"The local baker also needs to make sure that the presentation of their products is right, or at least that the local retailer is prepared to present their products in a manner that is attractive for example in bread baskets." Madderson advises smaller bakers to look for retailers who already sell other local produce, such as fruit and veg or meat, and approach them directly.
Big in bake-off
Meanwhile, bake-off is big in many forecourts, with companies like Country Choice and Cuisine de France the main suppliers. Sunil Tandon runs Croydon-based Park Garage Group, one of the biggest independent fuel retailer groups in the UK with 96 sites. He says about 60% of sites have a bake-off facility, all with Country Choice.
"Country Choice has a huge range, but it’s the traditional products that are still the most popular sausage rolls, steak and kidney pies etc," he says. "If you get bake-off wrong, it can cost a lot in labour, plus there’s also wastage to consider. But the margins are quite good if you get it right."
FSC Group has been working with Shell to put bake-off in 50 stores under its existing Deli2go brand. Simpson says: "There are opportunities; just make a call to head office and explain what product you’ve got. We have agreements in place, but we’re always interested in having discussions with potential new suppliers."
Simon Lawrence runs independent group Lawrences Garages (London), and sources speciality breads for one of its five sites from a local bakery in Norwich. He explains: "The bakery supplies us with artisan breads ciabatta, stone-baked but this is very much for a forecourt with local, regular customers. There’s not a huge demand for these types of products, but there’s enough. We also stock the well-known bread brands. We rely on Country Choice for pretty much all our other bakery products. We get our freeze-and-bake products from them sausage rolls are still the best seller."
Pack sizes are very important. Anis Patel is director of Bolton-based Aleef Garages, another of the UK’s biggest independent retailers. He says smaller pack sizes tend to sell better for example, a pack of six rather than 12 snacking items, such as muffins. The company tends to use wholesalers rather than dealing with bakery suppliers directly. Its biggest gripe concerns being able to get enough product without being penalised for minimum orders along with the ability to return unsold bakery goods. Patel adds: "Bread is very low-margin but it is a must-have item. The opportunity is there for small local suppliers, but branded goods do sell. We use a company called Bobby’s Foods for all our snacking lines, such as muffins, cakes and teacakes."
Over at BP, spokesman Mark Salt says snacking trends are moving towards "indulgent American-style confectionery", such as muffins, donuts, cookies and whoopie pies. The oil company, which has about 250 company-owned sites and sells bakery products via its Wild Bean Café brand, advises bakery manufacturers and brands to "modify and tailor solutions relevant to format and customer type", but adds that it offers no opportunities for small suppliers.
According to James Hall, controller of Bestway symbol group Best-one, suppliers need to research the market and find a point of difference.

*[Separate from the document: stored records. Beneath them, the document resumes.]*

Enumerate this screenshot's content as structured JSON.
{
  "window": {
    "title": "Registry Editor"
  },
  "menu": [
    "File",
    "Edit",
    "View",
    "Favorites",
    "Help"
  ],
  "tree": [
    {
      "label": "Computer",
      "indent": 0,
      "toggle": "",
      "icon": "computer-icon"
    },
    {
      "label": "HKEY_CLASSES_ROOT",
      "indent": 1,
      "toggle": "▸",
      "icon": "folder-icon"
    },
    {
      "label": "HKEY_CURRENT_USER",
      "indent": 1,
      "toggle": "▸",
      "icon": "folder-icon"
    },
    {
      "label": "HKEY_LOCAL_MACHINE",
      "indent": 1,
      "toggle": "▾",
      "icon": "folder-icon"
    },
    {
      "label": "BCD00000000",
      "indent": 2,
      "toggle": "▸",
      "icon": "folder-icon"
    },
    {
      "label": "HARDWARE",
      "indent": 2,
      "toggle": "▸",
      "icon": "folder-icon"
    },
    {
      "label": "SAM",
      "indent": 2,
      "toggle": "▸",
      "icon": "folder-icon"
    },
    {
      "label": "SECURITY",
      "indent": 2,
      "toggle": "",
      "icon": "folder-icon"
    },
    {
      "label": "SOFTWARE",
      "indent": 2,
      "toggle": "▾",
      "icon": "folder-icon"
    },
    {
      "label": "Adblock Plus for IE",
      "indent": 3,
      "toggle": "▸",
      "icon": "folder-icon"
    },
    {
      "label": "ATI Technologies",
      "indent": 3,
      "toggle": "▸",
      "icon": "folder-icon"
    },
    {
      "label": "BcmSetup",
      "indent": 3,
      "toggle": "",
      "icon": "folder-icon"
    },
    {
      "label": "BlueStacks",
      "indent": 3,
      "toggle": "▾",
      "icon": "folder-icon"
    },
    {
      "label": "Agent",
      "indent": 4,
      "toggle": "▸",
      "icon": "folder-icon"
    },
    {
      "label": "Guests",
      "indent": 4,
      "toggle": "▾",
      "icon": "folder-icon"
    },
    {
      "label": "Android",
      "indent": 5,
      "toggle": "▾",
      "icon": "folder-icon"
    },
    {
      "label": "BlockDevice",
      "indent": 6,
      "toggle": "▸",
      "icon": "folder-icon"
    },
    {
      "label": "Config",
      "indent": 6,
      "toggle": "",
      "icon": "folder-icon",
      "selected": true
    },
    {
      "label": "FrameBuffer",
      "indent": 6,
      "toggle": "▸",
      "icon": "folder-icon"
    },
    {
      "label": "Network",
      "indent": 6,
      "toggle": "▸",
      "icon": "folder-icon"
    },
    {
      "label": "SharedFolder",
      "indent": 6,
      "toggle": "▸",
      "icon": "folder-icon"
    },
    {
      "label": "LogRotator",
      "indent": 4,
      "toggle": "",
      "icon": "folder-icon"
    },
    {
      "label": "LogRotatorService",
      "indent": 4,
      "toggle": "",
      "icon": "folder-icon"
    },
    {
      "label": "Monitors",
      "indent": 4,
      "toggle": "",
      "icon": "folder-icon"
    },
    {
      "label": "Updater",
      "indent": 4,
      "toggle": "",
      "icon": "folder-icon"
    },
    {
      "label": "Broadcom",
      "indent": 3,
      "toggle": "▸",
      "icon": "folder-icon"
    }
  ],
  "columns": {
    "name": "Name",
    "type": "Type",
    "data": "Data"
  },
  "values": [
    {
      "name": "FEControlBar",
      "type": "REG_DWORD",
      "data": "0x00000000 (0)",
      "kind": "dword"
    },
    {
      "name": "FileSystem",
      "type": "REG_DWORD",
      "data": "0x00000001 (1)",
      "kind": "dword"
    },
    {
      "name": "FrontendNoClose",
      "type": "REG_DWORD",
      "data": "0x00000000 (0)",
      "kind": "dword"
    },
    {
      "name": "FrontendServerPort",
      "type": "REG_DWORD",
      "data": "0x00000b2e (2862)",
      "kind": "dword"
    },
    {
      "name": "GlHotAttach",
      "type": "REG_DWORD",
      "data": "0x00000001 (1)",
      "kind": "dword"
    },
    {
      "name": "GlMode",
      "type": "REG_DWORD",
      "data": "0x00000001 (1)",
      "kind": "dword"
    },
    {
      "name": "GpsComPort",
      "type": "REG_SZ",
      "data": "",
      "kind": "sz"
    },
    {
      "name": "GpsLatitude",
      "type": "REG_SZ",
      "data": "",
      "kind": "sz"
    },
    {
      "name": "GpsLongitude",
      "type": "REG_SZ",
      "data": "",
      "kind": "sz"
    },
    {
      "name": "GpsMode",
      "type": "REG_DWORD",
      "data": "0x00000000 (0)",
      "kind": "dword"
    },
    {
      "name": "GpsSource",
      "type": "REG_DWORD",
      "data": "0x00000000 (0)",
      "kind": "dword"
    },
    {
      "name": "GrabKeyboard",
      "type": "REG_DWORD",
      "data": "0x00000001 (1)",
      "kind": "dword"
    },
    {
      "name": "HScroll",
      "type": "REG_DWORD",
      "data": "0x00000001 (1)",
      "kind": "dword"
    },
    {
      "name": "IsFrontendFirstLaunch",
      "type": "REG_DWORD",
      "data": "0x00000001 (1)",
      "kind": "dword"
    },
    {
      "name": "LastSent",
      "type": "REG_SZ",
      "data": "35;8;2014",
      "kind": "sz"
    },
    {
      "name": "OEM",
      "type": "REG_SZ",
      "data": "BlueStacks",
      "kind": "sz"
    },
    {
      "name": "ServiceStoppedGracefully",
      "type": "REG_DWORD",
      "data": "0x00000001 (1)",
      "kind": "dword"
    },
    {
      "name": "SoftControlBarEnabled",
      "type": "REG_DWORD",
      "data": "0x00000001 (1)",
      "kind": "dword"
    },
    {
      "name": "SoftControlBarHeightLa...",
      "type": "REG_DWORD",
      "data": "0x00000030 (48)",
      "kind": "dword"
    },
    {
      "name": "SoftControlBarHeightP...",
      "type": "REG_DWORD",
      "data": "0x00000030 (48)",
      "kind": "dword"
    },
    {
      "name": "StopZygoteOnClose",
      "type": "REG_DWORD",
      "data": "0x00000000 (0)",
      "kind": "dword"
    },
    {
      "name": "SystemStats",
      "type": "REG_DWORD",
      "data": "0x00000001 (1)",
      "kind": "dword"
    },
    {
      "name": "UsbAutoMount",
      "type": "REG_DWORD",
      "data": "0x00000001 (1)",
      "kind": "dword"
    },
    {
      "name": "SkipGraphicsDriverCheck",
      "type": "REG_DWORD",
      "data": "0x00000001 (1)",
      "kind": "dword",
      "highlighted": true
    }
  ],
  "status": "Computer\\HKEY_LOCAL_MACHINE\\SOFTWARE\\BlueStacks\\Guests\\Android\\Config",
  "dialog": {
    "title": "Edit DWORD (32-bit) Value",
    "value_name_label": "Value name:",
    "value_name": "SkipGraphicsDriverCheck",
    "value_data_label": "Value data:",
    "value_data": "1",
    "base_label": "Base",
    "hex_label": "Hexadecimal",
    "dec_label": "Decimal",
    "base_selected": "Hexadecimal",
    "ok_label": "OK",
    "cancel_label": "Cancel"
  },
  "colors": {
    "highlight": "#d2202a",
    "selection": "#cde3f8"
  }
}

He advises: "It’s best to make an appointment and take in a range of goods that you can easily produce. Have a look at what type of customer uses the forecourt builders, people on the way to work and put together an appropriate selection of the actual goods and let the person try them. Make the range interesting and a bit special."
Country Choice’s top 10 bakery products in UK forecourts
l Extra Large White Baguette
l Small White Baguette
l White Organic Loaf
l Small Harvest Grain Baguette
l Batched White Crusty Rolls
l All Butter Croissant (Curved)
l Pain Au Chocolat
l Maple Pecan Plait
l Decorated Ring Doughnuts
l Yum Yums
Source: Country Choice marketing controller Stephen Clifford